Co–authored by Kristine M. Scott, Estate Planning Associate
When it comes to asset protection, there is nothing stronger than Florida’s homestead exemption.
Florida’s constitution provides that your homestead is exempt from “forced sale” from any court. What does that mean?
Creditors (other than someone to whom you voluntarily give a lien against your home, such as the lender on your home mortgage) cannot levy and execute on any judgment against property that qualifies as your homestead.
Our constitution grants protection for your personal residence up to one-half acre (if you’re located within a municipality) or up to 160 acres (if your home is located in part of an unincorporated county).
Some counties, such as Duval, that have consolidated forms of government may actually have to reference pre-consolidation city limits to determine the extent of homestead protection.
To receive homestead protection, you must:
- be a natural person who is a Florida resident,
- have legal or beneficial title to the home,
- reside in the home as your personal residence on January 1 of the year you apply, and
- meet the previously mentioned size requirements above.
While these requirements seem simple, there has been a lot of legal arguments, particularly as to who or what constitutes a “natural person.”
For example, while most authorities now are comfortable that a revocable trust qualifies, this was the subject of a lot of litigation in the past.
Once the requirements are met, the homestead status generally stays in place until you inform the property appraiser’s office otherwise or until the property appraiser determines you no longer meet the requirements.
Benefits of Homestead Status
Assuming that your property meets the homestead requirements, there are generally two forms of protections: real property taxes and creditor protection.
Your homestead is entitled to certain exemptions from property taxes. Generally, the first $50,000 value of your home is exempt from property tax. Your home is also protected by Florida’s “Save our Homes” cap.
The “Save our Homes” cap limits how much your home’s value can increase from year to year for the purpose of determining the value of your home for property taxes. Further, this cap may be transferred from one property to another in certain circumstances.

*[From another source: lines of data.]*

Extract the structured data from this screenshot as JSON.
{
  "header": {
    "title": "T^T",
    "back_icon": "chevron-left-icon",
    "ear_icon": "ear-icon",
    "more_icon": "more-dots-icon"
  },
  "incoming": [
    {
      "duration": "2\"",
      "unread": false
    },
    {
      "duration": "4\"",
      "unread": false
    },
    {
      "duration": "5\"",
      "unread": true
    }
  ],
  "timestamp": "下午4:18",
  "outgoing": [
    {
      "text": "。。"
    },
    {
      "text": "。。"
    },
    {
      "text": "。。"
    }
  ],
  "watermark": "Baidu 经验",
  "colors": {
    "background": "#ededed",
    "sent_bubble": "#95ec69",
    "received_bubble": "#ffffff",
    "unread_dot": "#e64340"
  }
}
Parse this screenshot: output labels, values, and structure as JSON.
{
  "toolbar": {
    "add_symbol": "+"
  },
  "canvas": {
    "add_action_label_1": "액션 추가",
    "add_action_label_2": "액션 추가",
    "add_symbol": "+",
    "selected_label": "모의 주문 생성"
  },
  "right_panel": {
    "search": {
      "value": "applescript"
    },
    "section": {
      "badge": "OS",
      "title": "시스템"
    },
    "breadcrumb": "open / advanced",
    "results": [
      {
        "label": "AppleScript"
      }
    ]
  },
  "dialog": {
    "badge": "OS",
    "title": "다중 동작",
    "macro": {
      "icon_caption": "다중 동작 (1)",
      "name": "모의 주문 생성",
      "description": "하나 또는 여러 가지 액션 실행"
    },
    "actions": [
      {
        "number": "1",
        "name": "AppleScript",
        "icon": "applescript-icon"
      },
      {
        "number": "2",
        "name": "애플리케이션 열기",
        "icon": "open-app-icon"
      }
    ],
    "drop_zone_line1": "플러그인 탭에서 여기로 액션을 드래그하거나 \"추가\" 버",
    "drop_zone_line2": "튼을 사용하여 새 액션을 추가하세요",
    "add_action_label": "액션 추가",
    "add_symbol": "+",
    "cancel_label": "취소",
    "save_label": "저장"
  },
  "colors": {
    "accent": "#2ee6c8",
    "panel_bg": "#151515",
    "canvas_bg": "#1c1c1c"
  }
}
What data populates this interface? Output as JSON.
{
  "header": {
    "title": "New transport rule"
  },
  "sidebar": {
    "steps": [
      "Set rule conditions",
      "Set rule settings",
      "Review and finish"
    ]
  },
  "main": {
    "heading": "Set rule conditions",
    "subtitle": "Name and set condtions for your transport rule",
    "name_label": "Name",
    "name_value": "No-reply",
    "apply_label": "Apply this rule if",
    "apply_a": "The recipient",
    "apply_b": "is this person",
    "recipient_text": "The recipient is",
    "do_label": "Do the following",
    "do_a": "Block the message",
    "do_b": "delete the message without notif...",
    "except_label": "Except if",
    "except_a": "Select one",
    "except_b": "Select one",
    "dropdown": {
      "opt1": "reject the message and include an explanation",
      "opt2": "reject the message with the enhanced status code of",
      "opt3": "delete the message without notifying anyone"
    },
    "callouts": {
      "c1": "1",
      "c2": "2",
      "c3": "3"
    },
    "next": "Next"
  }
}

For a complete list of exemptions in relation to your property taxes, visit the Florida Department of Revenue’s website.
As previously stated above, another benefit is that a judgment holder cannot force you to sell your homestead to pay off a judgment if someone sues you and is awarded a judgment against you.
At your death, your homestead is still protected from any judgment holders if the property passes to certain protected heirs (your surviving spouse, children, siblings, nieces/nephews, etc.). However, certain judgments specific to your homestead, such as a foreclosure, past due association fees, or contractors’ liens will trump any homestead protections.
If you have any questions about your homestead, contact us today at 904-807-2183.